Many critics and even people within the show itself (Felicity Huffman, James Denton, Mehcad Brooks) admitted that the first season of ABC's darling dramedy Desperate Housewives suffered a dip in the creative department during it's second season –particularly at the beginning. Most say it had a lot to do with the weakness of its central mystery (which is why I'm boggled as to how Woodard landed an Emmy nom, but that's another story) — others say it wasn't as funny and that the storylines became too Melrose Place.
ABC Entertainment President Steve McPherson was asked by a reporter Tuesday about the "creative collapse" of the hit show — and he begged to differ that "collapse" was the right choice of word. After all, Desperate Housewives was ABC's most watched series this past season — it must be doing something right to have 22 million viewers coming back every Sunday night. McPherson says the show will get back to its "wicked comedy" that the viewers and critics alike so enjoyed the first season, once the show's third year begins. He says:

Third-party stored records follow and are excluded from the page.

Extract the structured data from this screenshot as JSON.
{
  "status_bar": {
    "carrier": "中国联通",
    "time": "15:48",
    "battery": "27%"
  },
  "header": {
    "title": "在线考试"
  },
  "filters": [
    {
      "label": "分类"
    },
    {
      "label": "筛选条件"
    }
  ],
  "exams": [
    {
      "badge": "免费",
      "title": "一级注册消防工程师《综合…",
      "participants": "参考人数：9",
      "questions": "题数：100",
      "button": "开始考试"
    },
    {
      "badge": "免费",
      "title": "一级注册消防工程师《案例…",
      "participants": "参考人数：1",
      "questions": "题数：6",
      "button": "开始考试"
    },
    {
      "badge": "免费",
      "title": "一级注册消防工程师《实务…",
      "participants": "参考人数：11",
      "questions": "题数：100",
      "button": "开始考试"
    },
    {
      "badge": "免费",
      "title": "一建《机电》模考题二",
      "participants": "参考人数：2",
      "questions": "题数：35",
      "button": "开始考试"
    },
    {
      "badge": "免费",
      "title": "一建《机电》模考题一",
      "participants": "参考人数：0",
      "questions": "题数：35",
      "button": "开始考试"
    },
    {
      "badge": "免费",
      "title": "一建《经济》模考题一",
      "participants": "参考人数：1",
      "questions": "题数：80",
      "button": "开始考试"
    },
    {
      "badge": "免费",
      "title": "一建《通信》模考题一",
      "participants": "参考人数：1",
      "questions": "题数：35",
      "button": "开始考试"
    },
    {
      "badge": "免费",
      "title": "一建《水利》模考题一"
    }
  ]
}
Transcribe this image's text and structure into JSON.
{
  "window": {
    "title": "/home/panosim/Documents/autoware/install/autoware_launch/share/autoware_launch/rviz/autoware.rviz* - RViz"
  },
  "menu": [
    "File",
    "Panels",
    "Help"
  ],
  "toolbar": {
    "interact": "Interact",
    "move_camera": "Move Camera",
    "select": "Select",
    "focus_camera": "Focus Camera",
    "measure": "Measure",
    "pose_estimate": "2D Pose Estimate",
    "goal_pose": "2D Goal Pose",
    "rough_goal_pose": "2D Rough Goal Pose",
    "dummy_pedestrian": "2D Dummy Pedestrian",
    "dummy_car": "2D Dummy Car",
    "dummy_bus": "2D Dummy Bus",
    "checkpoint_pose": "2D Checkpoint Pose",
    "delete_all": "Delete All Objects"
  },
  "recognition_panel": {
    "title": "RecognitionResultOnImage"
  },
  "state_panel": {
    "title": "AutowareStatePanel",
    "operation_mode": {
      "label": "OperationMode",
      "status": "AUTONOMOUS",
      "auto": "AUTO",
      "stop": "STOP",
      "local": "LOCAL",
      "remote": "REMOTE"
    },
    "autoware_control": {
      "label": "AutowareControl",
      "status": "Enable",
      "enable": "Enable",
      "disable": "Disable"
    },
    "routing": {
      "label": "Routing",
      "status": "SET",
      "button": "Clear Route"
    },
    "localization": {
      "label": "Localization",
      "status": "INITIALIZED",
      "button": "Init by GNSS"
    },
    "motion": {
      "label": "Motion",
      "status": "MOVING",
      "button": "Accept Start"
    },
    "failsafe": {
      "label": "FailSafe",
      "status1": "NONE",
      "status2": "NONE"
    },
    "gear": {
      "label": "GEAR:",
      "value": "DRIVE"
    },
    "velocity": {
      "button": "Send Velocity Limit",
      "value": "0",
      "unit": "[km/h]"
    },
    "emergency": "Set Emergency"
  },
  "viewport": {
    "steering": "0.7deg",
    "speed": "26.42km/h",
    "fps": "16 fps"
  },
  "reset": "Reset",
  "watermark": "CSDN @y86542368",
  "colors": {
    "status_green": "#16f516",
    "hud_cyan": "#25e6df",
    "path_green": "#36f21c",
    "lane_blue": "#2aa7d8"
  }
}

"I think everyone including [creator Marc Cherry] admitted that at the beginning of last year we stumbled a little bit, [We] answered so many questions at the end of the first season that he really spent too much time, I think, setting up the mystery, setting up the new arcs, and this year we're going to jump right in."
Due to the departure of Executive Producer Tom Spezialy, the show's creator Marc Cherry will have more creative control this season, and has more of it mapped out, McPherson assures. He goes on to add:
"Marc has, partly because of the responsibility of 100 percent falling on his shoulders, has really stepped up and gotten out ahead of it, and we have seen more arcing of the entire season from a specific story standpoint and soap standpoint than we've ever seen so far."
Desperate Housewives garnered about 22.2 million viewers a week during its second season, off about 6 percent from the 23.7 million it got in 2004-05. Additionally, it was the No. 3 show on TV among adults 18-49, trailing only the two editions of American Idol–hardly a flop.
In regards to the Emmy snubs, McPherson said:
"Who wins the Emmys is one thing, but to have that kind of oversight just, to me, is remarkable, I think for one year [for Lost] to win it and then the next year to not be nominated, for one year one of the Desperate Housewives to win the best actress and then for none of them to be nominated the next year, there's a problem."
Don't even get me started on the unforgivable snub of Marcia Cross. Well okay, I suppose I could forgive if Elizabeth Perkins walks away with a statue come August.